Dataset rows for apps and sites:

-*-*-

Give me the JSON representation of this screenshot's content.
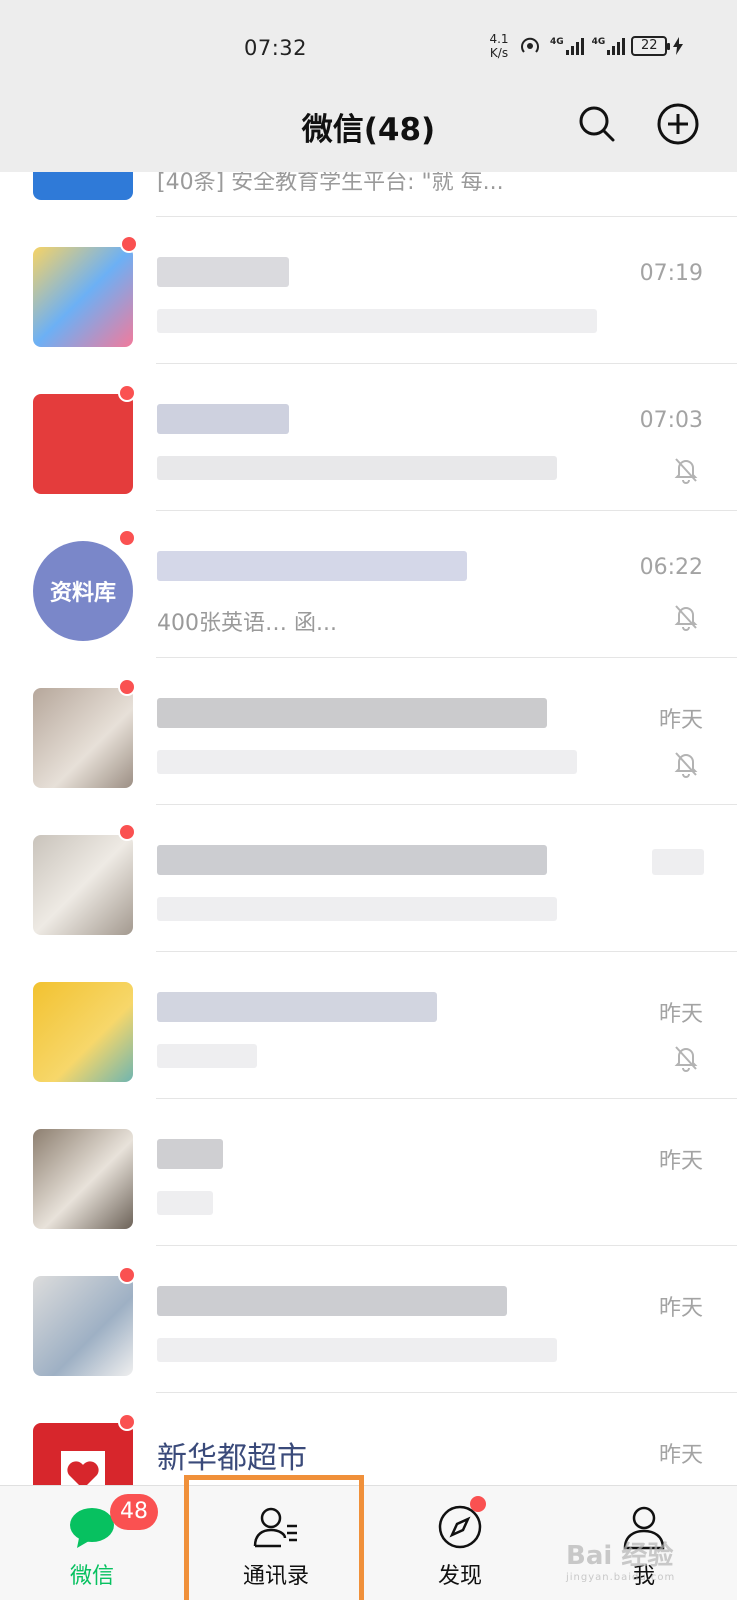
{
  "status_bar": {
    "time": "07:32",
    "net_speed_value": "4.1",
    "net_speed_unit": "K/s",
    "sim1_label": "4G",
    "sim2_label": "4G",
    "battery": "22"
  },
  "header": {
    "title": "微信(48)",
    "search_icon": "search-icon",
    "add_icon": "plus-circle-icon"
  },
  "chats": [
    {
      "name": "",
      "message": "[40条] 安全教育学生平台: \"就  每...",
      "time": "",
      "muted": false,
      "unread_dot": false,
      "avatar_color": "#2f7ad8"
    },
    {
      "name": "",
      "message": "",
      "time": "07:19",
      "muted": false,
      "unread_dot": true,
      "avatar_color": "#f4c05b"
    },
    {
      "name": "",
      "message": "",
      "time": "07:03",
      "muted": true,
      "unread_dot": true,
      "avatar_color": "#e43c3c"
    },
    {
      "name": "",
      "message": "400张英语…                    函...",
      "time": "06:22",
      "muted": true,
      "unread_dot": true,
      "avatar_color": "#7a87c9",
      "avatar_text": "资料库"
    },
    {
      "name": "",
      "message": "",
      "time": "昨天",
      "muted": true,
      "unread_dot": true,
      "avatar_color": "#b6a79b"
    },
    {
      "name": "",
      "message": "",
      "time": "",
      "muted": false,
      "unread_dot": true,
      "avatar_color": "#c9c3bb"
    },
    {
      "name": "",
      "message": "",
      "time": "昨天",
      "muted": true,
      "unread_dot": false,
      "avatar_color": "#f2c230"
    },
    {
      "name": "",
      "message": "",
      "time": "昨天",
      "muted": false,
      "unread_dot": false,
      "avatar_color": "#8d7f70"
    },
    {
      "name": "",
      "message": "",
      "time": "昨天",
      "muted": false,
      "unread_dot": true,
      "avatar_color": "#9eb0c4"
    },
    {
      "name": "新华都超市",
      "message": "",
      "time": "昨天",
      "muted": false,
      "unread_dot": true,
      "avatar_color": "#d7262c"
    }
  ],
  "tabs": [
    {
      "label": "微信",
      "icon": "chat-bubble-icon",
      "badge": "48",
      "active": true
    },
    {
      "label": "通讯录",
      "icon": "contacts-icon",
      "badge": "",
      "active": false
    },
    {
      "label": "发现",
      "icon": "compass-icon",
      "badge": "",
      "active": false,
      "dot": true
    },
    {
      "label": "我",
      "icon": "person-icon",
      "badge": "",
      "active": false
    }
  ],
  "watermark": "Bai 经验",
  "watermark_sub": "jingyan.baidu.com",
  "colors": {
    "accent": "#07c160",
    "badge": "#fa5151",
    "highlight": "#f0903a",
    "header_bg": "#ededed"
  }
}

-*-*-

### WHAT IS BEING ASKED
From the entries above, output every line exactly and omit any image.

### RESPONSE
Give me the JSON representation of this screenshot's content.
{
  "status_bar": {
    "time": "07:32",
    "net_speed_value": "4.1",
    "net_speed_unit": "K/s",
    "sim1_label": "4G",
    "sim2_label": "4G",
    "battery": "22"
  },
  "header": {
    "title": "微信(48)",
    "search_icon": "search-icon",
    "add_icon": "plus-circle-icon"
  },
  "chats": [
    {
      "name": "",
      "message": "[40条] 安全教育学生平台: \"就  每...",
      "time": "",
      "muted": false,
      "unread_dot": false,
      "avatar_color": "#2f7ad8"
    },
    {
      "name": "",
      "message": "",
      "time": "07:19",
      "muted": false,
      "unread_dot": true,
      "avatar_color": "#f4c05b"
    },
    {
      "name": "",
      "message": "",
      "time": "07:03",
      "muted": true,
      "unread_dot": true,
      "avatar_color": "#e43c3c"
    },
    {
      "name": "",
      "message": "400张英语…                    函...",
      "time": "06:22",
      "muted": true,
      "unread_dot": true,
      "avatar_color": "#7a87c9",
      "avatar_text": "资料库"
    },
    {
      "name": "",
      "message": "",
      "time": "昨天",
      "muted": true,
      "unread_dot": true,
      "avatar_color": "#b6a79b"
    },
    {
      "name": "",
      "message": "",
      "time": "",
      "muted": false,
      "unread_dot": true,
      "avatar_color": "#c9c3bb"
    },
    {
      "name": "",
      "message": "",
      "time": "昨天",
      "muted": true,
      "unread_dot": false,
      "avatar_color": "#f2c230"
    },
    {
      "name": "",
      "message": "",
      "time": "昨天",
      "muted": false,
      "unread_dot": false,
      "avatar_color": "#8d7f70"
    },
    {
      "name": "",
      "message": "",
      "time": "昨天",
      "muted": false,
      "unread_dot": true,
      "avatar_color": "#9eb0c4"
    },
    {
      "name": "新华都超市",
      "message": "",
      "time": "昨天",
      "muted": false,
      "unread_dot": true,
      "avatar_color": "#d7262c"
    }
  ],
  "tabs": [
    {
      "label": "微信",
      "icon": "chat-bubble-icon",
      "badge": "48",
      "active": true
    },
    {
      "label": "通讯录",
      "icon": "contacts-icon",
      "badge": "",
      "active": false
    },
    {
      "label": "发现",
      "icon": "compass-icon",
      "badge": "",
      "active": false,
      "dot": true
    },
    {
      "label": "我",
      "icon": "person-icon",
      "badge": "",
      "active": false
    }
  ],
  "watermark": "Bai 经验",
  "watermark_sub": "jingyan.baidu.com",
  "colors": {
    "accent": "#07c160",
    "badge": "#fa5151",
    "highlight": "#f0903a",
    "header_bg": "#ededed"
  }
}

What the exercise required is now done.